Domino’s has a debt ratio of 1.2, which is well within the acceptable and manageable range of values.
A high quality, high growth business
From this initial look at Domino’s financial past and present, it seems to be a very high quality business. Growth is strong, incredibly consistent and debt levels appear to be low.
Domino’s Pizza shares – Are they good value?
Moving on from the company to its shares, the following analysis was carried out with the share price at 544p and the FTSE 100 at 6,620.
Cyclically adjusted PE ratio
Paying a low price for a company is just as important as buying a good company, and using the average of the last decade’s earnings as a measure of value is a better place to start than the standard PE, which just looks at the market price relative to current earnings.
Domino’s has a PE10 value of 44.6, while the FTSE 100 is at 14.7, so on that measure Dominos is very expensive indeed. Ben Graham suggested avoiding stocks that were priced at more than 20 times average earnings, but that is a little restrictive, especially when considering high quality businesses.
Quality companies should command a premium price and it is for investors to work out how much of a premium is reasonable, and how much is too much.
The good old dividend yield is a common measure of value, although once again it may be better to average dividends over the last decade rather than just using the latest payment.
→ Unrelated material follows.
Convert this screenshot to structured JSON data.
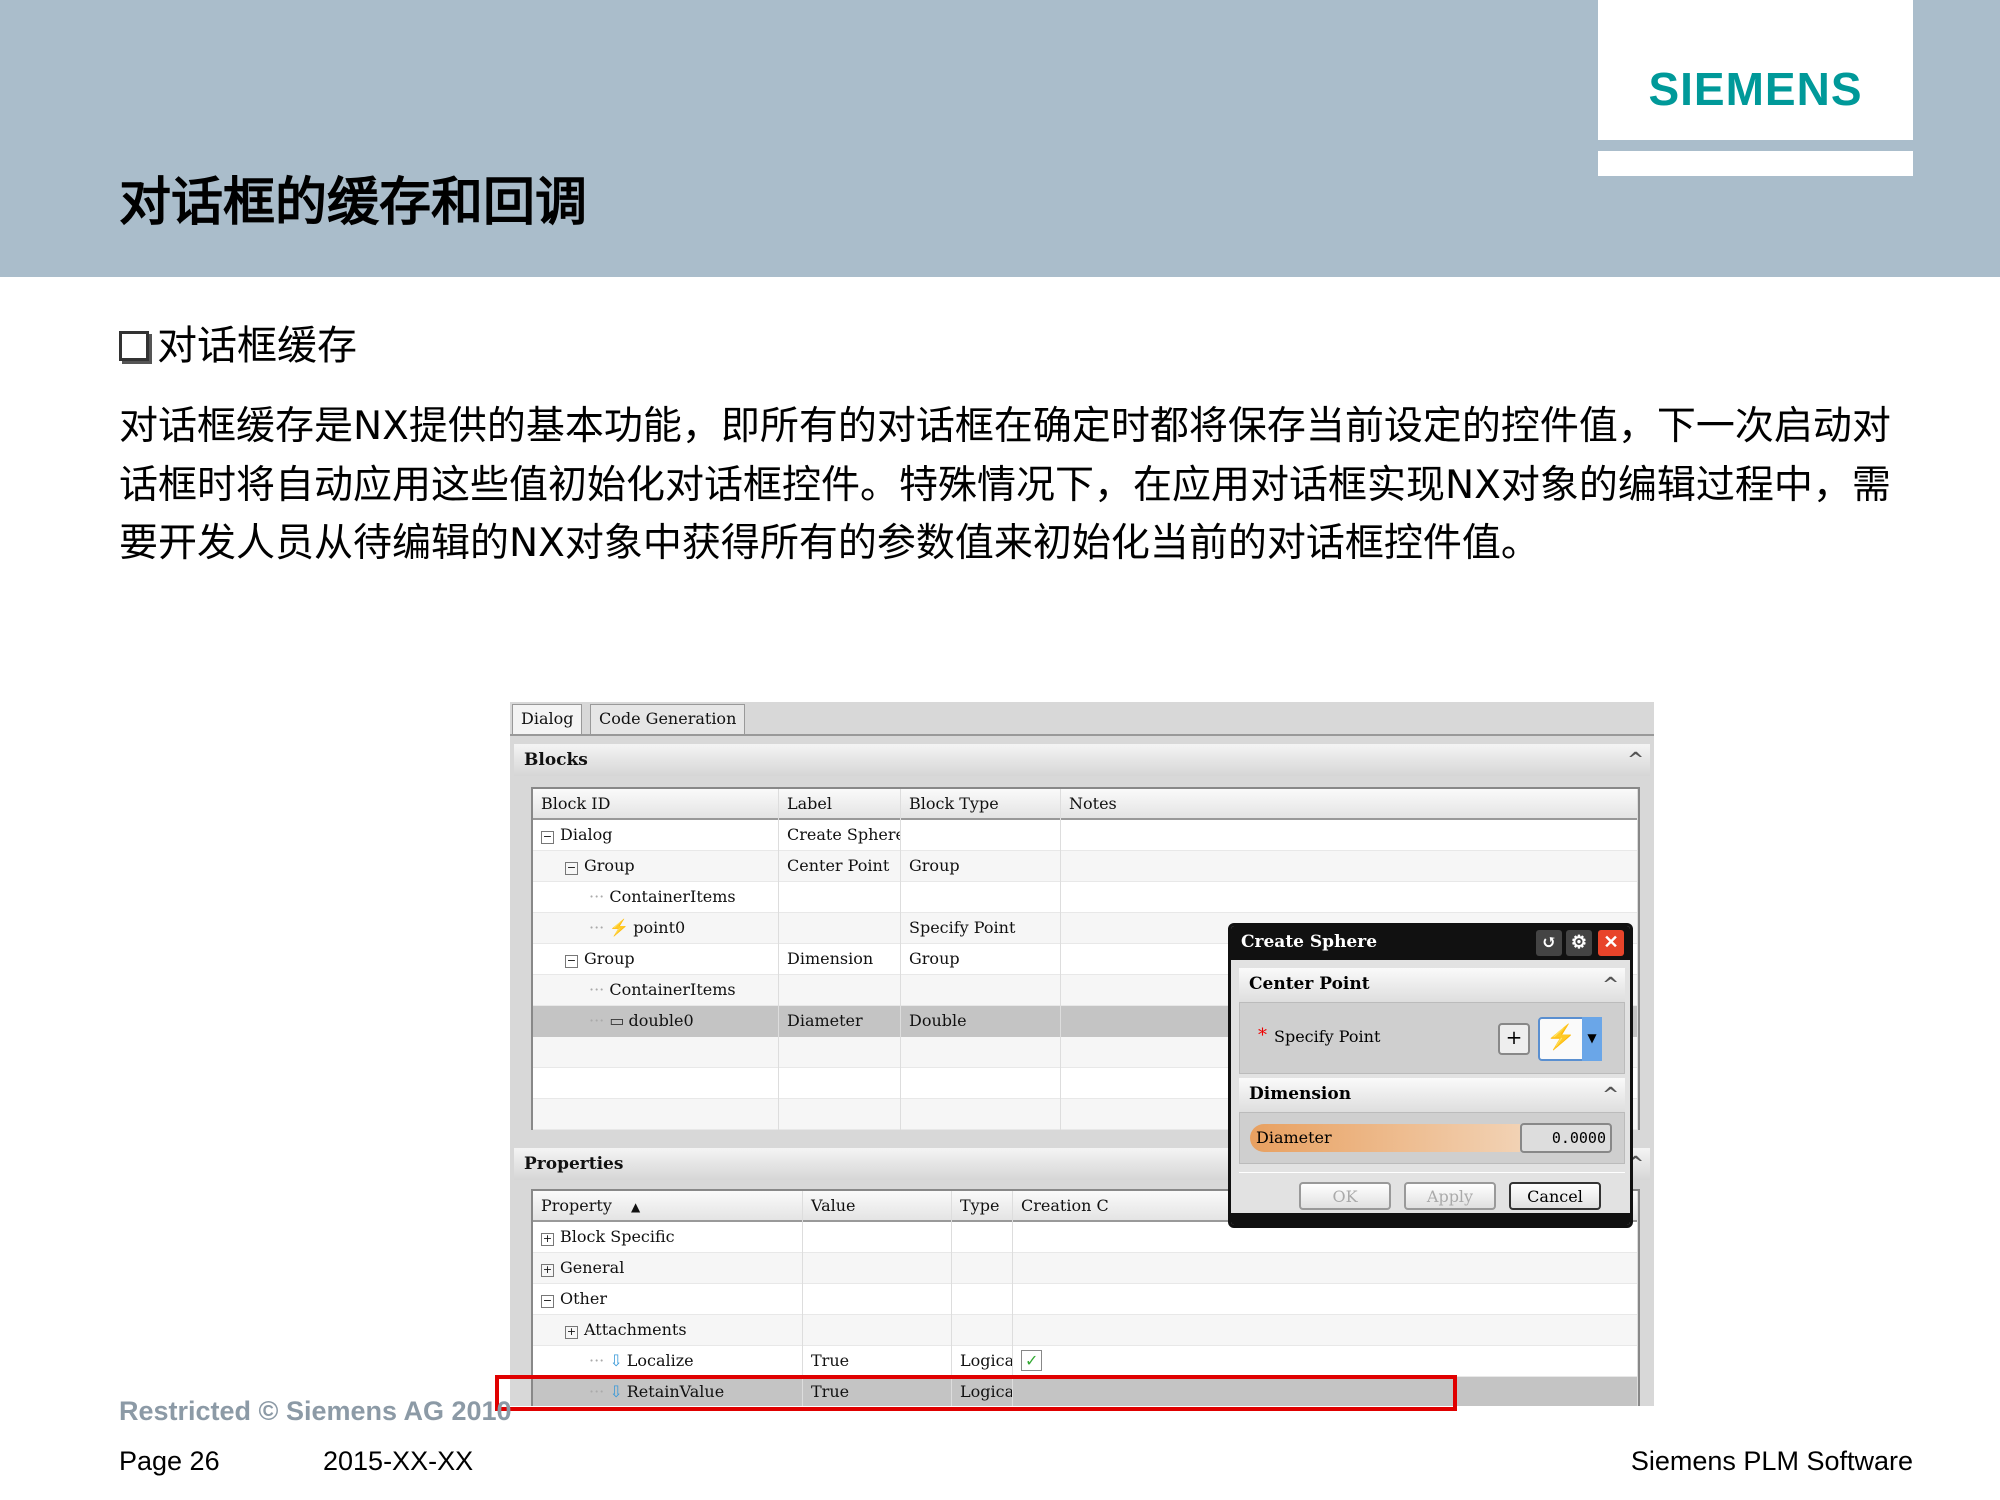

However, when you’re looking at high quality, very consistent companies then the current yield is still useful. Domino’s Pizza shares currently have a dividend yield of 2.7% while the FTSE 100 manages 3.5%.
Once again, Domino’s Pizza shares are relatively expensive with a lower yield than average, but that should be expected for a high growth, high quality business.
The question is how much yield are you willing to give up today in the hope of future growth tomorrow?
Buy, hold or sell?
Looking at the analysis above, you can see that Domino’s Pizza scores better than average as a company. Its ability to generate high rates of growth, year after year, put it in the top few percent of all companies in terms of medium-term future prospects.
It is a fantastic business which has had enormous success over the years. At the right price it is exactly the sort of company that would make it into the UK Value Investor Model Portfolio. It’s profitable, dividend paying, growing and relatively low-risk.
But on the other hand, the shares are way more expensive than the average company, with a cyclically adjusted PE more than three times the average, and a dividend yield about a quarter below average too.
There is no question that Domino’s Pizza Group should have a premium rating. But how big should that premium be?
UK Value Investor’s Stock Screen currently ranks Domino’s at position 76 out of 219 stocks. Those stocks are pre-selected and only include companies with a decade-long history of dividend payments, so it’s a tough group to beat. Position 76 is pretty good, and far better than the FTSE 100 which came in at position 130.
However, if Domino’s were put into the UK Value Investor Model Portfolio it would be the second lowest ranking stock in the portfolio. So for the Model Portfolio, Domino’s shares are closer to being a sell than a buy or hold.
The same principle of comparing potential investments to existing investments applies to you. Domino’s is an above average business trading at a slight premium to the average business, but overall it looks like the shares are quite attractively priced. But whether they are a buy, a hold or a sell depends on what you already have in your portfolio and your assessment of the quality and value of the shares you already own.
Once you have that information your next stock pick will make much more sense in relation to the rest of your portfolio.
At the time of writing John does not own any of the shares mentioned. For the UKVI Model Portfolio this quantitative analysis would be followed by a series of qualitative questions about the company and its industry.